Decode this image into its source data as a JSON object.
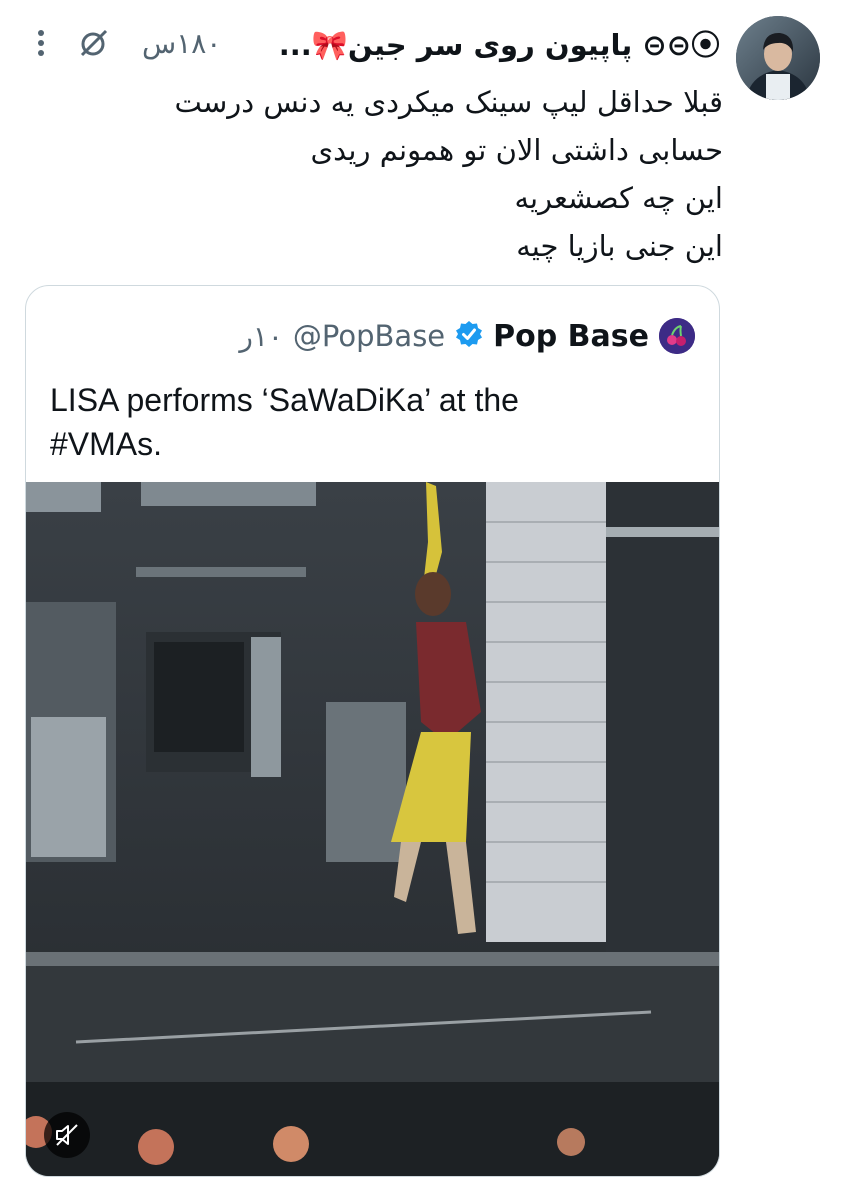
{
  "tweet": {
    "author": {
      "display_name": "⦿⊝⊝ پاپیون روی سر جین🎀..."
    },
    "timestamp": "۱۸۰س",
    "lines": [
      "قبلا حداقل لیپ سینک میکردی یه دنس درست",
      "حسابی داشتی الان تو همونم ریدی",
      "این چه کصشعریه",
      "این جنی بازیا چیه"
    ]
  },
  "quote": {
    "display_name": "Pop Base",
    "handle": "@PopBase",
    "timestamp": "۱۰ر",
    "text_lines": [
      "LISA performs ‘SaWaDiKa’ at the",
      "#VMAs."
    ]
  },
  "icons": {
    "more": "more-vertical-icon",
    "grok": "grok-icon",
    "verified": "verified-badge-icon",
    "mute": "volume-muted-icon"
  },
  "colors": {
    "verified": "#1d9bf0",
    "secondary_text": "#536471",
    "primary_text": "#0f1419"
  }
}
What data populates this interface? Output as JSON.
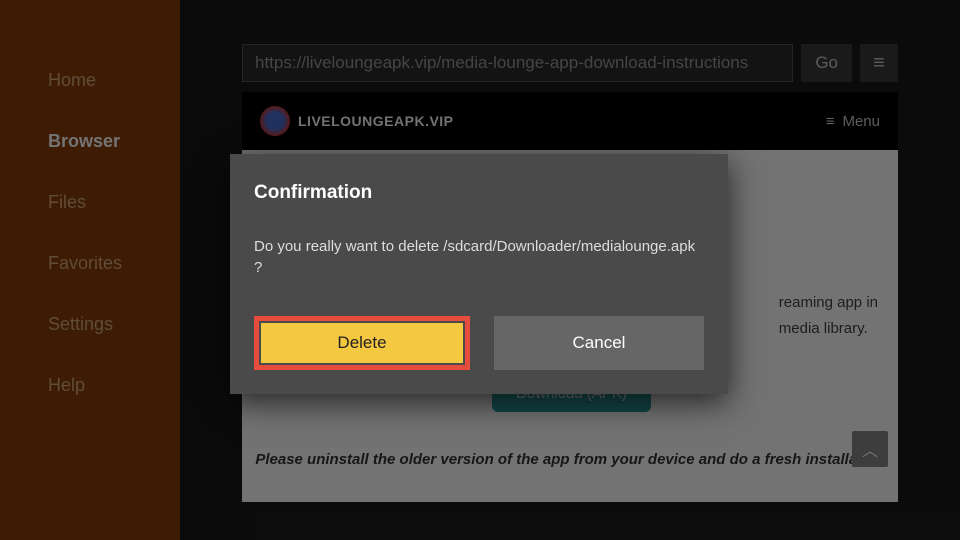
{
  "sidebar": {
    "items": [
      {
        "label": "Home"
      },
      {
        "label": "Browser"
      },
      {
        "label": "Files"
      },
      {
        "label": "Favorites"
      },
      {
        "label": "Settings"
      },
      {
        "label": "Help"
      }
    ],
    "active_index": 1
  },
  "toolbar": {
    "url": "https://liveloungeapk.vip/media-lounge-app-download-instructions",
    "go_label": "Go"
  },
  "site": {
    "brand": "LIVELOUNGEAPK.VIP",
    "menu_label": "Menu"
  },
  "page": {
    "streaming_line1": "reaming app in",
    "streaming_line2": "media library.",
    "download_btn": "Download (APK)",
    "uninstall_note": "Please uninstall the older version of the app from your device and do a fresh installation",
    "scroll_top": "︿"
  },
  "dialog": {
    "title": "Confirmation",
    "message": "Do you really want to delete /sdcard/Downloader/medialounge.apk ?",
    "delete_label": "Delete",
    "cancel_label": "Cancel"
  }
}
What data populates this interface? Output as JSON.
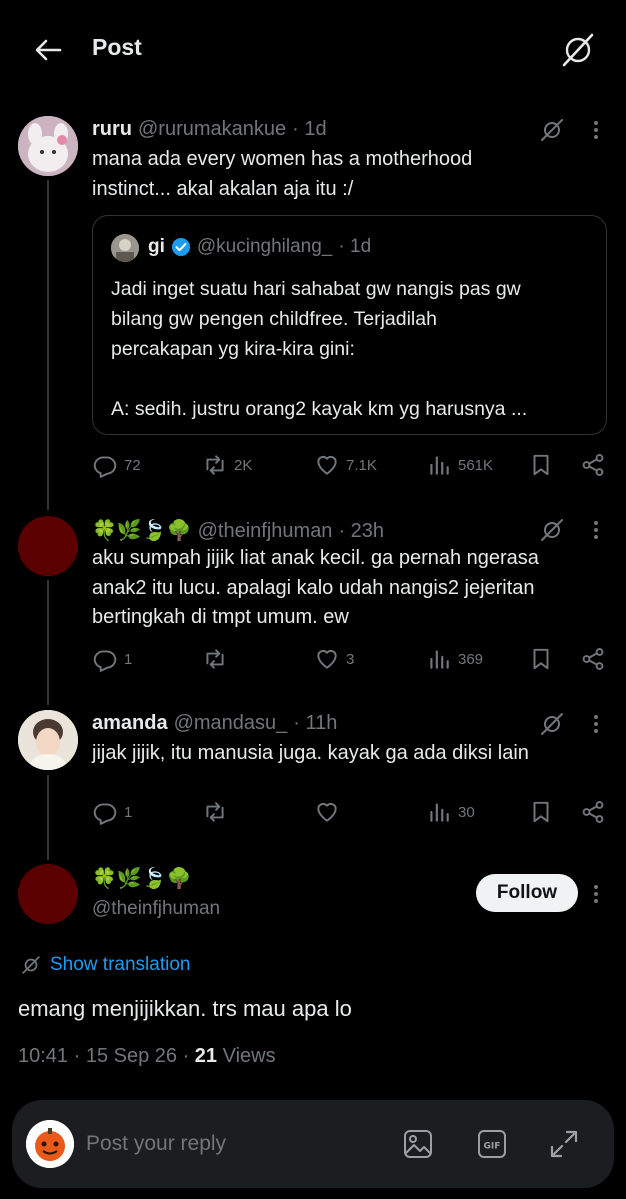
{
  "header": {
    "title": "Post"
  },
  "posts": [
    {
      "name": "ruru",
      "handle": "@rurumakankue",
      "time": "· 1d",
      "text_lines": [
        "mana ada every women has a motherhood",
        "instinct... akal akalan aja itu :/"
      ],
      "quote": {
        "name": "gi",
        "handle": "@kucinghilang_",
        "time": "· 1d",
        "text_lines": [
          "Jadi inget suatu hari sahabat gw nangis pas gw",
          "bilang gw pengen childfree. Terjadilah",
          "percakapan yg kira-kira gini:",
          "",
          "A: sedih. justru orang2 kayak km yg harusnya ..."
        ]
      },
      "stats": {
        "replies": "72",
        "reposts": "2K",
        "likes": "7.1K",
        "views": "561K"
      }
    },
    {
      "name": "🍀🌿🍃🌳",
      "handle": "@theinfjhuman",
      "time": "· 23h",
      "text_lines": [
        "aku sumpah jijik liat anak kecil. ga pernah ngerasa",
        "anak2 itu lucu. apalagi kalo udah nangis2 jejeritan",
        "bertingkah di tmpt umum. ew"
      ],
      "stats": {
        "replies": "1",
        "reposts": "",
        "likes": "3",
        "views": "369"
      }
    },
    {
      "name": "amanda",
      "handle": "@mandasu_",
      "time": "· 11h",
      "text_lines": [
        "jijak jijik, itu manusia juga. kayak ga ada diksi lain"
      ],
      "stats": {
        "replies": "1",
        "reposts": "",
        "likes": "",
        "views": "30"
      }
    }
  ],
  "focus_post": {
    "name": "🍀🌿🍃🌳",
    "handle": "@theinfjhuman",
    "follow_label": "Follow",
    "show_translation": "Show translation",
    "text": "emang menjijikkan. trs mau apa lo",
    "meta_time": "10:41 · 15 Sep 26 · ",
    "views_count": "21",
    "views_label": " Views"
  },
  "reply_bar": {
    "placeholder": "Post your reply"
  },
  "colors": {
    "accent": "#1d9bf0",
    "verified": "#1d9bf0",
    "muted": "#71767b",
    "background": "#000000"
  }
}
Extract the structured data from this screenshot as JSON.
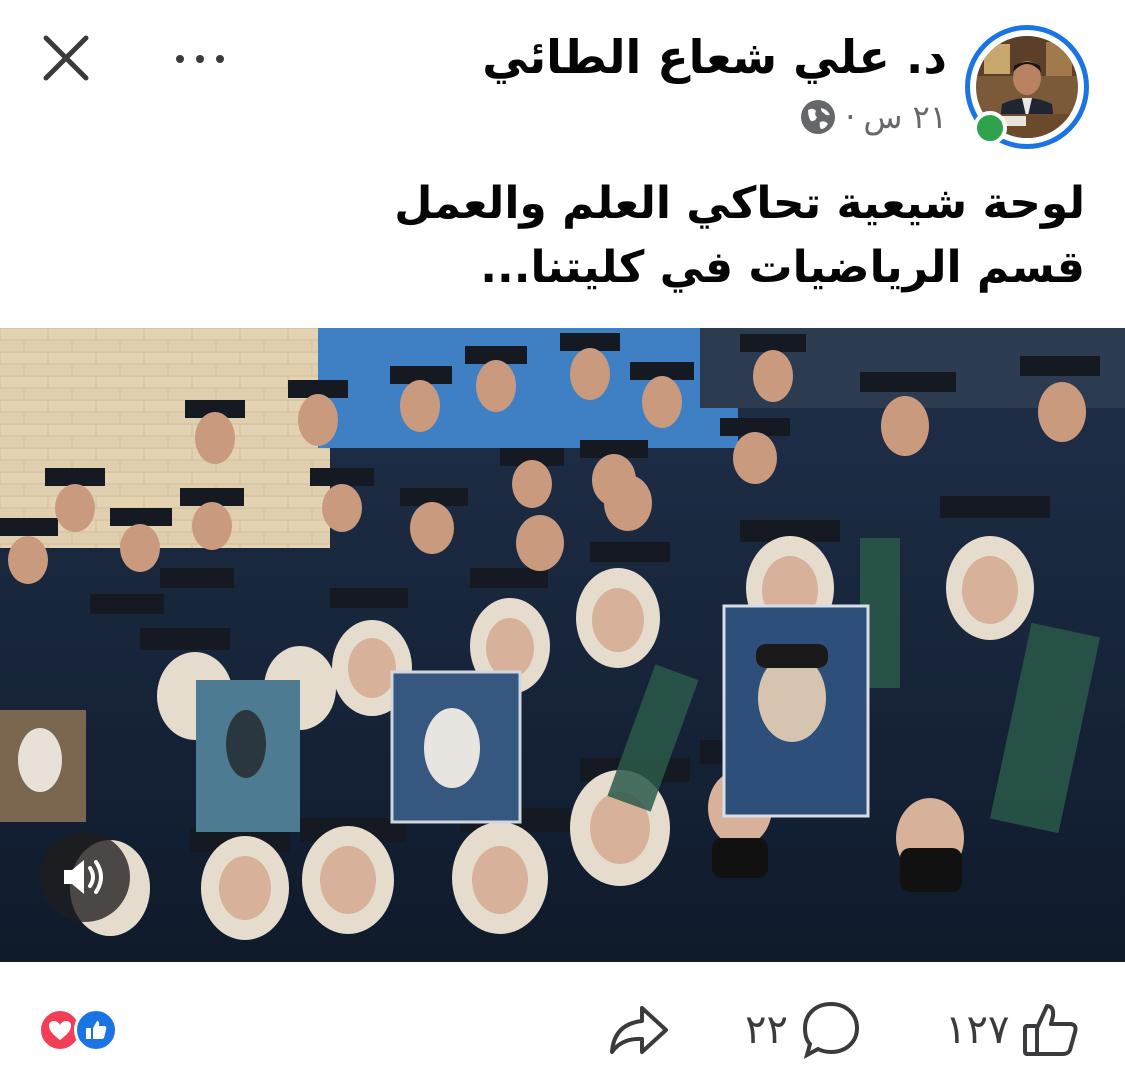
{
  "post": {
    "author": "د. علي شعاع الطائي",
    "time": "٢١ س",
    "separator": "·",
    "text_lines": [
      "لوحة شيعية تحاكي العلم والعمل",
      "قسم الرياضيات في كليتنا..."
    ]
  },
  "icons": {
    "close": "close-icon",
    "more": "more-icon",
    "privacy": "globe-icon",
    "sound": "speaker-icon",
    "like": "thumbs-up-icon",
    "comment": "comment-icon",
    "share": "share-icon"
  },
  "stats": {
    "likes": "١٢٧",
    "comments": "٢٢"
  },
  "colors": {
    "accent": "#1b74e4",
    "online": "#31a24c",
    "love": "#f33e58",
    "muted_text": "#65676b"
  }
}
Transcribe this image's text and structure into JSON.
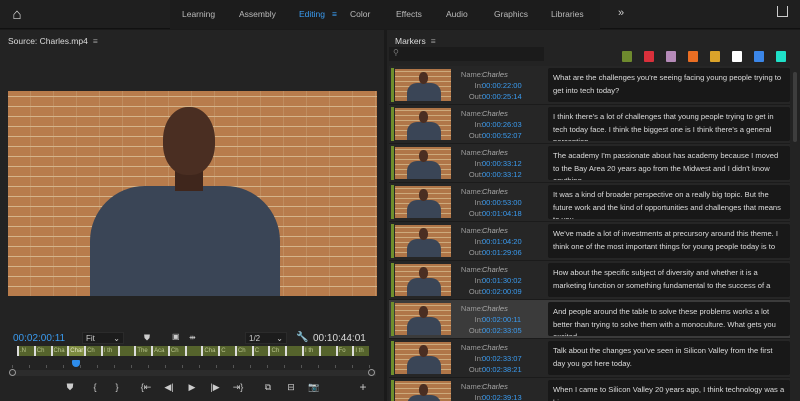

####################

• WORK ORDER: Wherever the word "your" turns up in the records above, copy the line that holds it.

• RESPONSE:
    "uninstall_note": "Please uninstall the older version of the app from your device and do a fresh installation",
    "placeholder": "Post your reply"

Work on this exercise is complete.